# HOW TO COMPLETE THIS TASK
Scan the data below for lines holding the word "JSON", and copy each line found.

____________

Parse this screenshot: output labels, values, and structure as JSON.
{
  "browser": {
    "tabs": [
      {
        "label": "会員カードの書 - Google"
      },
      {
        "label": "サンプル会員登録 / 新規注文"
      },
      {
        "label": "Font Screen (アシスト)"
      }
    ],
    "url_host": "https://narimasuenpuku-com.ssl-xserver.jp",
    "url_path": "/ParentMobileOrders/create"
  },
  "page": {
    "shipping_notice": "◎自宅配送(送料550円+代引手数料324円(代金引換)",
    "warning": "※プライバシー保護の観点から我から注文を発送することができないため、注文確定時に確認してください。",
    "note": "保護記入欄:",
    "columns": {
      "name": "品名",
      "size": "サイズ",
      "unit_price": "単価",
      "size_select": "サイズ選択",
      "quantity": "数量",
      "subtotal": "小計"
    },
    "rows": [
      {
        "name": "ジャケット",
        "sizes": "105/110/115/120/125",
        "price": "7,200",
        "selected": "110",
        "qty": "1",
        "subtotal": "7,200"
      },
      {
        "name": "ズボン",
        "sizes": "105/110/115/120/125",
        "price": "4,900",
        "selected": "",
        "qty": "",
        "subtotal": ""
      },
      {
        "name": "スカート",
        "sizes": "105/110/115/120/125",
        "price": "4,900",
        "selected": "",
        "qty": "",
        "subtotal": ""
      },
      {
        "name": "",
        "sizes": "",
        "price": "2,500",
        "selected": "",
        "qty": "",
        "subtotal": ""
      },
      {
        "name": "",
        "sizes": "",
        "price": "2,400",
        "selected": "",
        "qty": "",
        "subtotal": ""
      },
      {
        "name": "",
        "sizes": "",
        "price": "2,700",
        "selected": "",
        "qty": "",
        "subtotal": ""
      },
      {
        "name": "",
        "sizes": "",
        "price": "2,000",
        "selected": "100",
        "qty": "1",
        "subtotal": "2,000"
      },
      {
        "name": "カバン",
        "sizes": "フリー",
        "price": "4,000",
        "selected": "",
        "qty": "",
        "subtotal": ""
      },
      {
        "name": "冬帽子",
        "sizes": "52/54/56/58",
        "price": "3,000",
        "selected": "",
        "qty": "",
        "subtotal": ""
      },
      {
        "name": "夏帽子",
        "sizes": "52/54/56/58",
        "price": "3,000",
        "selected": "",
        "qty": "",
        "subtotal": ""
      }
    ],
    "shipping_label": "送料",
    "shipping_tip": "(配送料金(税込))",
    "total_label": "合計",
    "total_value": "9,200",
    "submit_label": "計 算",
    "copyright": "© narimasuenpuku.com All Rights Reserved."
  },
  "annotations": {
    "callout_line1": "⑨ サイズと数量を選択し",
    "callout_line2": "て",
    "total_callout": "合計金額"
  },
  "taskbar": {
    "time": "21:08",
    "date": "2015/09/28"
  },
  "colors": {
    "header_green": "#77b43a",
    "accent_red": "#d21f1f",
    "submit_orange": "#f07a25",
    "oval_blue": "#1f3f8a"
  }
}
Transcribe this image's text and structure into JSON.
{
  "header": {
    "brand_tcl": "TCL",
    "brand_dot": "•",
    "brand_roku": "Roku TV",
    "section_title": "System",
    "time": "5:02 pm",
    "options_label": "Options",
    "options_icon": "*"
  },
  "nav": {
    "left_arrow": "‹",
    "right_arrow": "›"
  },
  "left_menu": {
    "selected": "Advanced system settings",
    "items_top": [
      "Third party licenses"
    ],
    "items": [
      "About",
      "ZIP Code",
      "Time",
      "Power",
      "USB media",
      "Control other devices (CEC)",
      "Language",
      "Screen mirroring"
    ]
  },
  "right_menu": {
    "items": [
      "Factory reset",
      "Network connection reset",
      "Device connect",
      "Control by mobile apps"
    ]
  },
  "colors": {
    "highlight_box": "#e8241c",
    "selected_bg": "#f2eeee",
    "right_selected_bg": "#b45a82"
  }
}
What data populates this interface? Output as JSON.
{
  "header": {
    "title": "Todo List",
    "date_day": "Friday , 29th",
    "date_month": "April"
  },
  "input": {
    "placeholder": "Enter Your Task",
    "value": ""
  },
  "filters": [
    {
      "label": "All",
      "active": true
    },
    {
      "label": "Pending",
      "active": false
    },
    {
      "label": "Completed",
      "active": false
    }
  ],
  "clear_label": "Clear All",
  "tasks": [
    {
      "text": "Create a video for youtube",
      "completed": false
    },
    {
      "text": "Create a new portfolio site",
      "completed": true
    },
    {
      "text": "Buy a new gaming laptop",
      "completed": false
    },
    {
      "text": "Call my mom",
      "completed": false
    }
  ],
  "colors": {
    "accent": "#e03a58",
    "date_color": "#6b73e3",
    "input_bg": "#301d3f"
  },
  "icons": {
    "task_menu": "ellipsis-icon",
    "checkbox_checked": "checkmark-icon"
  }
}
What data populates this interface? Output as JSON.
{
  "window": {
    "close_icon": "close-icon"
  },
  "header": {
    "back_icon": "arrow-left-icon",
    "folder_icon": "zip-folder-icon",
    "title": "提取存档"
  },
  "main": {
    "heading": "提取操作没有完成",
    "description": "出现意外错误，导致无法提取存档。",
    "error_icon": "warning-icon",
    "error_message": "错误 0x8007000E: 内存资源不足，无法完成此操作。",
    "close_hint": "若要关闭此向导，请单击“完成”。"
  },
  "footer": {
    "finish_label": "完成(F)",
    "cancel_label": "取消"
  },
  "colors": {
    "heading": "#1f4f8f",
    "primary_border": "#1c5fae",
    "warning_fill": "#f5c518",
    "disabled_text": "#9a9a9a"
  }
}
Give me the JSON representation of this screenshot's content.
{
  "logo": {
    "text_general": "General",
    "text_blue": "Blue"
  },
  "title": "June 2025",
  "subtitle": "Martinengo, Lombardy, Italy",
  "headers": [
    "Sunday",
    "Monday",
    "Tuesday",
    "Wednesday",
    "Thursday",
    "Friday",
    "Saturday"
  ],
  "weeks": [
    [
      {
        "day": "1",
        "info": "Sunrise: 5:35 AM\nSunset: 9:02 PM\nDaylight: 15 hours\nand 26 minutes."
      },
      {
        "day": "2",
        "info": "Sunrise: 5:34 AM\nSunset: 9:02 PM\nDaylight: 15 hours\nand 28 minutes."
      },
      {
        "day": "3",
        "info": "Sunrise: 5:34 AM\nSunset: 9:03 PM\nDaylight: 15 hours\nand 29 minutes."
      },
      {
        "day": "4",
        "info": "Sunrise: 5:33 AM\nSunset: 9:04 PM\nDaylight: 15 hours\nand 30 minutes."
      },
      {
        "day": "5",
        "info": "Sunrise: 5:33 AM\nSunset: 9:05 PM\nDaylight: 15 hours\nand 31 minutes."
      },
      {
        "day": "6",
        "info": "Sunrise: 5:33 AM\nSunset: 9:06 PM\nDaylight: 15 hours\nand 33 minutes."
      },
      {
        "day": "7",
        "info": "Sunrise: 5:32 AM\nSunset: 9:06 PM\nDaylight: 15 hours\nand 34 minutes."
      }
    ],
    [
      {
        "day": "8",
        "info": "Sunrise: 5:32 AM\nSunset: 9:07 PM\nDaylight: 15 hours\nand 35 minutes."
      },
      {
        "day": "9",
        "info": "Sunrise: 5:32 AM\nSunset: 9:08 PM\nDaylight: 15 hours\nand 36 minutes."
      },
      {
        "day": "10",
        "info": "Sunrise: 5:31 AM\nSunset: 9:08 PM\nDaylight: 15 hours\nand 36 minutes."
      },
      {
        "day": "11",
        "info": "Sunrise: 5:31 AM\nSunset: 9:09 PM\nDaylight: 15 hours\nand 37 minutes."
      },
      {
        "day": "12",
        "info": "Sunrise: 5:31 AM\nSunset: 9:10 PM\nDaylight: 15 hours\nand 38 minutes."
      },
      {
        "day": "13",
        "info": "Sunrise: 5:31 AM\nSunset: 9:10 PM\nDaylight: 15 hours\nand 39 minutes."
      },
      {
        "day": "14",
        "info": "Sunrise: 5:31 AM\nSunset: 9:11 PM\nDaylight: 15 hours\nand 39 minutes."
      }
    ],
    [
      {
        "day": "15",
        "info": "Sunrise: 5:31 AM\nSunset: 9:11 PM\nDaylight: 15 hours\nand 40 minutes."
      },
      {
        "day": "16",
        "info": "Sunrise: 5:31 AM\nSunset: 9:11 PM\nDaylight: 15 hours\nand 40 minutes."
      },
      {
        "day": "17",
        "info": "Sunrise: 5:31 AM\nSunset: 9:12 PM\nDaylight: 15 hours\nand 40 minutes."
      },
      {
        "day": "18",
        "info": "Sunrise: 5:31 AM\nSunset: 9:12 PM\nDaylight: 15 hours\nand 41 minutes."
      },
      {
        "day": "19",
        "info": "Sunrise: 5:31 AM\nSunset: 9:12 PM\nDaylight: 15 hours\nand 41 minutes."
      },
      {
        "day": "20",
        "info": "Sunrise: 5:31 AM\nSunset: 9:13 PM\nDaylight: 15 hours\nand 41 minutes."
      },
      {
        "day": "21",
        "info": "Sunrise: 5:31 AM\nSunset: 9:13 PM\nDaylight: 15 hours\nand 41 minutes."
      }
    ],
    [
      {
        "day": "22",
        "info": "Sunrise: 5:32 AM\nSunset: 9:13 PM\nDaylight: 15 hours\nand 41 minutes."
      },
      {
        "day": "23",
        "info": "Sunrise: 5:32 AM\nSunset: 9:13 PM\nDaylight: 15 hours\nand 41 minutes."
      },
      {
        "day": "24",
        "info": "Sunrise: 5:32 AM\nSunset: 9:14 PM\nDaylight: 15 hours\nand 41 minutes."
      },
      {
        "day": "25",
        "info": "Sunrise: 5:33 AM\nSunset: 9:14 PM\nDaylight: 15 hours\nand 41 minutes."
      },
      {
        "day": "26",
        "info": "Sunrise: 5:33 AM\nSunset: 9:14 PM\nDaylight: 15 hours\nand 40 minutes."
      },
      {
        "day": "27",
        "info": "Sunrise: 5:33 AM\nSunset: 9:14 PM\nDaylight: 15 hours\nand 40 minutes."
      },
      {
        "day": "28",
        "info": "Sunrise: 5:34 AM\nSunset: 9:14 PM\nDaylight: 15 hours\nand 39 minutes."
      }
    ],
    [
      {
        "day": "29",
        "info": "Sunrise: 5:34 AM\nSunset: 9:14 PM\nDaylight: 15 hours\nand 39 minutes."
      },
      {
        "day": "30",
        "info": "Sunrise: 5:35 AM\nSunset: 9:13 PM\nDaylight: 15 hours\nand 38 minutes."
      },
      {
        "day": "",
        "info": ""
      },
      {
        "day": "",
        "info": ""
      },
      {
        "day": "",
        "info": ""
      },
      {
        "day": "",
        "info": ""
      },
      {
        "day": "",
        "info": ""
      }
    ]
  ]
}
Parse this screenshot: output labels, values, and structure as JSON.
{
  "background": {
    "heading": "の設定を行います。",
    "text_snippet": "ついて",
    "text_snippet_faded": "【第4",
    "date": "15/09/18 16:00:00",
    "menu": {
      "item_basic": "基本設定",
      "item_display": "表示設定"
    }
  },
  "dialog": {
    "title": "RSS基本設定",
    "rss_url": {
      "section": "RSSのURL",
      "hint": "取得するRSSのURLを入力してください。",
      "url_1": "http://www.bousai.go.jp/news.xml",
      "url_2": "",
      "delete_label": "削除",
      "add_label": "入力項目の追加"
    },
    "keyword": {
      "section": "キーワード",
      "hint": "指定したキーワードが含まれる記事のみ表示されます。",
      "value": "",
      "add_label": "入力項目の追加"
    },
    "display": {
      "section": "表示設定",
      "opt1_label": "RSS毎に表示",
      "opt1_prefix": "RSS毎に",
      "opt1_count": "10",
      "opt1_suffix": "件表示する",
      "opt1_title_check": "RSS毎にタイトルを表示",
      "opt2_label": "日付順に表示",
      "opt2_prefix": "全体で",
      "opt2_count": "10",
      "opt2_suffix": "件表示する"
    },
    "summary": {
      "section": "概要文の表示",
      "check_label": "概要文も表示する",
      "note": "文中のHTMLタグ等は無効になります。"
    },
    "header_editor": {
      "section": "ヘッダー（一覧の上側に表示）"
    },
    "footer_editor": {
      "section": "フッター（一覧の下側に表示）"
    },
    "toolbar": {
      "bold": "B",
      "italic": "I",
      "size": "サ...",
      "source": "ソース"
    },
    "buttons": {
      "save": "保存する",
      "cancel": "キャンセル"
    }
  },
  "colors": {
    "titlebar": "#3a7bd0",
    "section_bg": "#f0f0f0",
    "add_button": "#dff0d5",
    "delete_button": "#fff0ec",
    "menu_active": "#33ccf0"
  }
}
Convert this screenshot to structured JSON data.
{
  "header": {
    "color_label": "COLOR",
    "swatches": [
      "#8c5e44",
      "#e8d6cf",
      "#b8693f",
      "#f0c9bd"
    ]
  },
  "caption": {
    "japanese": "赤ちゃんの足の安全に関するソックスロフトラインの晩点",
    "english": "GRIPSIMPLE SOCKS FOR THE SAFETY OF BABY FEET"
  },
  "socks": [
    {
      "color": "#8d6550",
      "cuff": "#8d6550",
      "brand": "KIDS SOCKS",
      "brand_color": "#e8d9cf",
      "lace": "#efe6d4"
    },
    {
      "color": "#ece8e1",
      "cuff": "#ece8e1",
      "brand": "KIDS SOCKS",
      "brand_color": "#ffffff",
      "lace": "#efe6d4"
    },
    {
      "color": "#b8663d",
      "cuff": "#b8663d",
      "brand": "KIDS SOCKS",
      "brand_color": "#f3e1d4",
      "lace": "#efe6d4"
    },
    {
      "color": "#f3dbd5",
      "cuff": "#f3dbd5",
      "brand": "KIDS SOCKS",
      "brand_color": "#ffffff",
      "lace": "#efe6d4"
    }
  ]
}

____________

# SOLUTION FOR THIS PROBLEM
Parse this screenshot: output labels, values, and structure as JSON.
Transcribe this image's text and structure into JSON.
What data populates this interface? Output as JSON.
What data populates this interface? Output as JSON.
Give me the JSON representation of this screenshot's content.
Parse this screenshot: output labels, values, and structure as JSON.
Convert this screenshot to structured JSON data.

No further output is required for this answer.